What lies beneath the Corbyn-McGinn spat is the queered problematics of the ­relationship between the far left wing of the Labour Party and physical-force Irish republicanism. I also recall, during the hunger strikes of the early 1980s, going to a “Smash the H-Blocks” rally in Kilburn, north London, at which Labour Party speakers shared the stage with representatives from Sinn Fein, some of whom wore balaclavas and dark glasses to evade the telephoto lenses of the Met’s anti-terrorist squad.

The shape-shifting relationship between the “political wing” of the IRA and the men with sniper rifles in the south Armagh bocage was always of the essence of the conflict, allowing both sides a convenient fiction around which to posture publicly and privately negotiate. In choosing to appear on platforms with people who might or might not be terrorists, Labour leftists also sprinkled a little of their stardust on themselves: the “stardust” being the implication that they, too, under the right circumstances, might be capable of violence in pursuit of their political ends.

On the far right of British politics, Her Majesty’s Government and its apparatus are referred to derisively as “state”. There were various attempts in the 1970s and 1980s by far-right groupuscules to link up with the Ulster Freedom Fighters and other loyalist paramilitary organisations in their battle against “state”. All foundered on the obvious incompetence of the fascists. The situation on the far left was different. The socialist credentials of Sinn Fein/IRA were too threadbare for genuine expressions of solidarity, but there was a sort of tacit confidence-and-supply arrangement between these factions. The Labour far left provided the republicans with the confidence that, should an appropriately radical government be elected to Westminster, “state” would withdraw from Northern Ireland. What the republicans did for the mainland militants was to cloak them in their penumbra of darkness: without needing to call down on themselves the armed might of “state”, they could imply that they were willing to take it on, should the opportunity arise.

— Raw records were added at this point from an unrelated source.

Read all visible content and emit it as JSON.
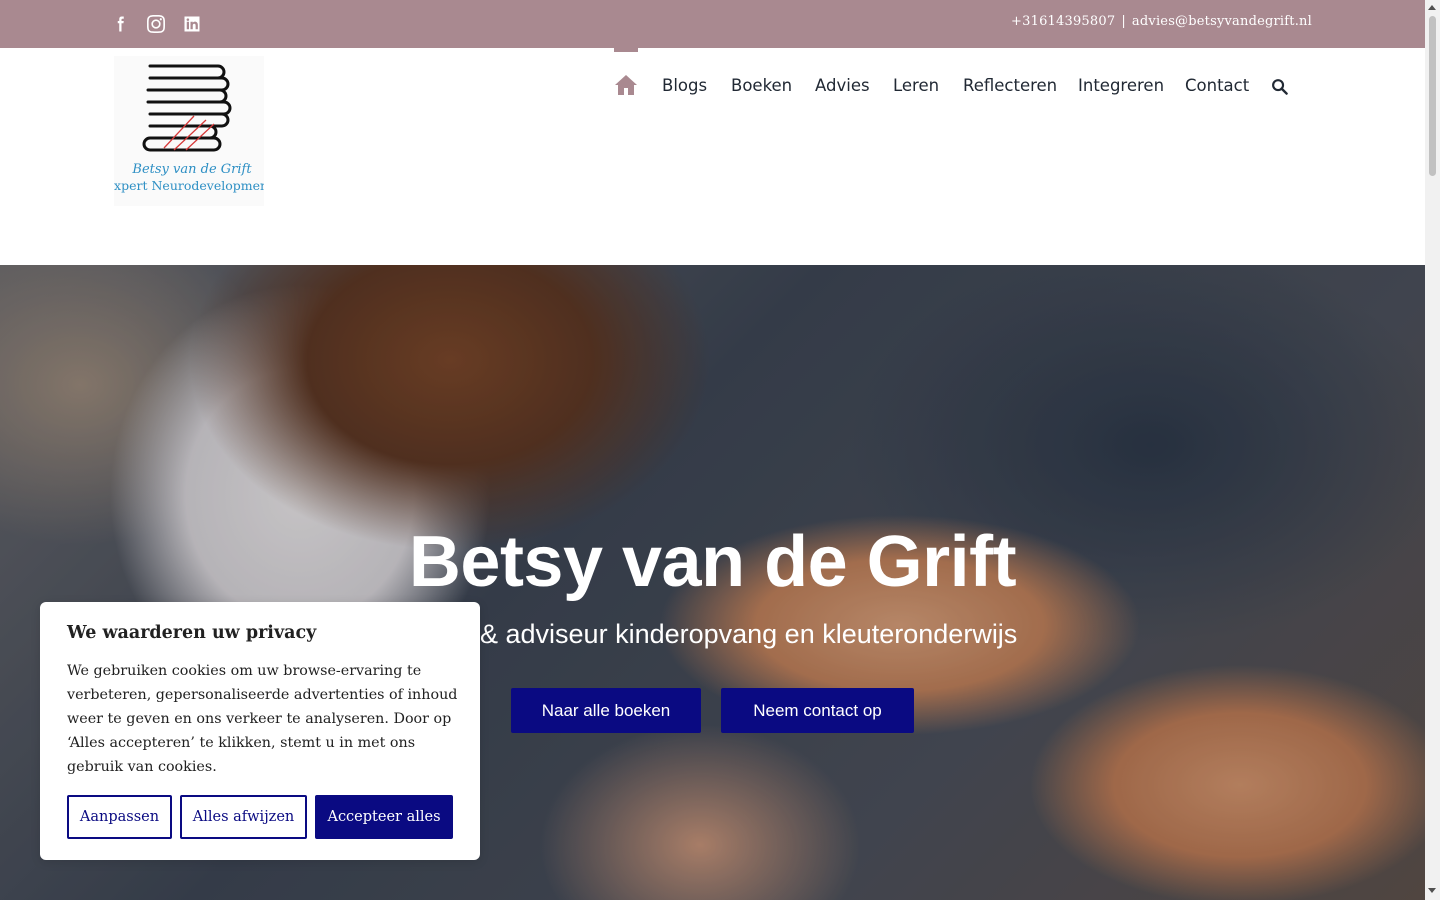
{
  "topbar": {
    "social": [
      {
        "icon": "facebook-icon"
      },
      {
        "icon": "instagram-icon"
      },
      {
        "icon": "linkedin-icon"
      }
    ],
    "phone": "+31614395807",
    "separator": "|",
    "email": "advies@betsyvandegrift.nl"
  },
  "logo": {
    "name": "Betsy van de Grift",
    "tagline": "Expert Neurodevelopment"
  },
  "nav": {
    "home_icon": "home-icon",
    "items": [
      "Blogs",
      "Boeken",
      "Advies",
      "Leren",
      "Reflecteren",
      "Integreren",
      "Contact"
    ],
    "search_icon": "search-icon"
  },
  "hero": {
    "title": "Betsy van de Grift",
    "subtitle": "& adviseur kinderopvang en kleuteronderwijs",
    "buttons": [
      "Naar alle boeken",
      "Neem contact op"
    ]
  },
  "cookie": {
    "title": "We waarderen uw privacy",
    "text": "We gebruiken cookies om uw browse-ervaring te verbeteren, gepersonaliseerde advertenties of inhoud weer te geven en ons verkeer te analyseren. Door op ‘Alles accepteren’ te klikken, stemt u in met ons gebruik van cookies.",
    "customize": "Aanpassen",
    "reject": "Alles afwijzen",
    "accept": "Accepteer alles"
  },
  "colors": {
    "topbar": "#a98990",
    "accent": "#0a0a82",
    "nav_text": "#212934"
  }
}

I don’t for a second believe that Corbyn was summoning up these ghosts of the insurrectionary dead when he either did or did not threaten to phone McGinn, Sr. But his supporters need to ask themselves what they’re getting into. Their leader, if he was to have remained true to the positions that he has espoused over many years, should have refused to sit as privy counsellor upon assuming his party office, and refused all the other mummery associated with the monarchical “state”. That he didn’t do so was surely a strategic decision. Such a position would make him utterly unelectable.

The snipers may not be at work in south Armagh just now – but there are rifles out there that could yet be dug up. I wouldn’t be surprised if some in Sinn Fein knew where they are, but one thing’s for certain: Corbyn hasn’t got a clue, bloody or otherwise. 

Will Self is an author and journalist. His books include Umbrella, Shark, The Book of Dave and The Butt. He writes the Madness of Crowds and Real Meals columns for the New Statesman.

This article first appeared in the 25 August 2016 issue of the New Statesman, Cameron: the legacy of a loser